I often wonder what makes people doubt
their first instincts. In fact, if we take a look at the first humans on the
earth, Adam and Eve, we see self doubt even in them. When Eve was tempted with
the fruit from the Tree of the Knowledge of Good and Evil her first instinct was to quote God’s command, “…you
must not eat fruit from the tree that is in the middle of the garden, and you must not touch it, or you will die.” However, I think we all know what happened next.
Rather than obeying that first instinct, which was in truth God’s
command, she doubted herself and ate of the fruit that she knew she shouldn’t.
When I first learned about homeschooling
I was much like Eve. My heart told me that learning should be continual, fun
and something to savor yet I was tempted with the false security of “school at home.” With every step closer to that public school-like mentality I felt more and more like we had taken a dangerously

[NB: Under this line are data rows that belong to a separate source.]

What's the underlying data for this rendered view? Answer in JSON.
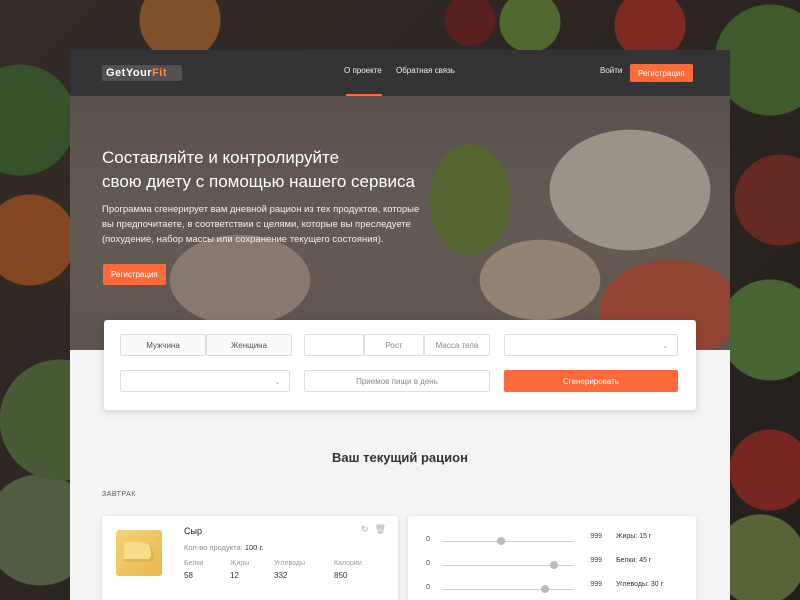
{
  "nav": {
    "logo_main": "GetYour",
    "logo_accent": "Fit",
    "about": "О проекте",
    "feedback": "Обратная связь",
    "login": "Войти",
    "register": "Регистрация"
  },
  "hero": {
    "title_line1": "Составляйте и контролируйте",
    "title_line2": "свою диету с помощью нашего сервиса",
    "text_line1": "Программа сгенерирует вам дневной рацион из тех продуктов, которые",
    "text_line2": "вы предпочитаете, в соответствии с целями, которые вы преследуете",
    "text_line3": "(похудение, набор массы или сохранение текущего состояния).",
    "cta": "Регистрация"
  },
  "filter": {
    "male": "Мужчина",
    "female": "Женщина",
    "age": "",
    "height": "Рост",
    "weight": "Масса тела",
    "goal": "",
    "activity": "",
    "meals": "Приемов пищи в день",
    "generate": "Сгенерировать"
  },
  "ration": {
    "title": "Ваш текущий рацион",
    "meal": "ЗАВТРАК"
  },
  "product": {
    "name": "Сыр",
    "qty_label": "Кол-во продукта:",
    "qty_value": "100 г.",
    "protein_label": "Белки",
    "protein_value": "58",
    "fat_label": "Жиры",
    "fat_value": "12",
    "carbs_label": "Углеводы",
    "carbs_value": "332",
    "cal_label": "Калории",
    "cal_value": "850"
  },
  "sliders": [
    {
      "min": "0",
      "max": "999",
      "stat": "Жиры: 15 г",
      "level": 0.45
    },
    {
      "min": "0",
      "max": "999",
      "stat": "Белки: 45 г",
      "level": 0.85
    },
    {
      "min": "0",
      "max": "999",
      "stat": "Углеводы: 30 г",
      "level": 0.78
    }
  ]
}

wrong turn. Quentin was just barely three years old and we were already *doing
school* for an hour each day. There were mounds and mounds of workbooks, worksheets,
flashcards and skill charts but to my surprise he was learning nothing. Actually,
I take that back, he was learning a great deal just not from me.
It was just about that time that I came
across Karen Andreola’s book, “A Charlotte Mason Companion.” Karen
introduced me to this 19th century British educator with an air of authority and grace. She reacquainted me with my original instincts regarding education.
When, at long last, I mustered the courage to tackle Miss Mason’s own book, “Home Education” I opened
it and with the first page, no rather, the first sentence I knew I was home.
My first experiment with Charlotte
Mason’s methods was that same year while my son was still a tender three years old.
I was frustrated and beside myself that he had still not mastered the alphabet.
It seemed as though one day he could recite it and its sounds front ways and back yet the next even the letter “A”
eluded his memory. Mason said, “…the part of the mother in early
years is to sow opportunities, and then keep in the background, ready with a guiding or restraining hand only when these are
badly wanted…” (Home Education pg. 193) Surely she wasn’t suggesting
that I sit on the sidelines waiting for him to recite his letters when he was ready… was she? It would all become clear in the next few pages when she said, “Let him go and come freely, let him
touch real things, and combine his impressions for himself, instead of sitting indoors at a little round table while a sweet-voiced
teacher suggests that he build a stone wall with his wooden blocks, or make a rainbow out of strips of coloured paper, or
plant straw trees in bead flower-pots. Such teaching fills the mind with artificial
associations that must be got rid of before the child can develop independent ideas out of actual experiences.” (Home Education pg. 196) Well there it
was in black and white for all to see. She was indeed suggesting that
I let him be, so with a bit of skepticism, I did just that. For two weeks over
Christmas we did nothing even remotely relating to the alphabet. Instead we wrapped
gifts, baked cookies and frolicked in the new fallen snow. To my amazement when
we returned to our bookwork he knew not only all twenty-six letters but their sounds too.
It was almost too easy, nothing at all like the “no pain, no gain” approach of this day and age.
I would like to say that on that
day I became a 100% Charlotte Mason convert forever throwing the school books to the wind, however that is not the case. With the onset of preschool at age four came a renewed sense of anxiety. What if that whole alphabet thing was just a fluke? What if
I really wasn’t qualified to teach my son? What if, what if, what if? So again, acting on fear rather than instinct I purchased a $300 preschool curriculum. The only thing I did right was to choose a curriculum that somewhat lined up with
the Charlotte Mason philosophy… I was getting closer.
Now that my son will be entering
his kindergarten year I feel like we are finally on the right track. Instead
of spending an exorbitant amount of money on a “cookie cutter” curriculum I have chosen to create my own based
on (what I believe to be) the four pillars of Miss Mason’s philosophy – habit, living books, nature study and
narration. Like anything in life, though, we must give it our own spin because
what works for one may not for another.
visit the links entitled "Year -0-" on the menu bar to read more about our kindergarten curriculum.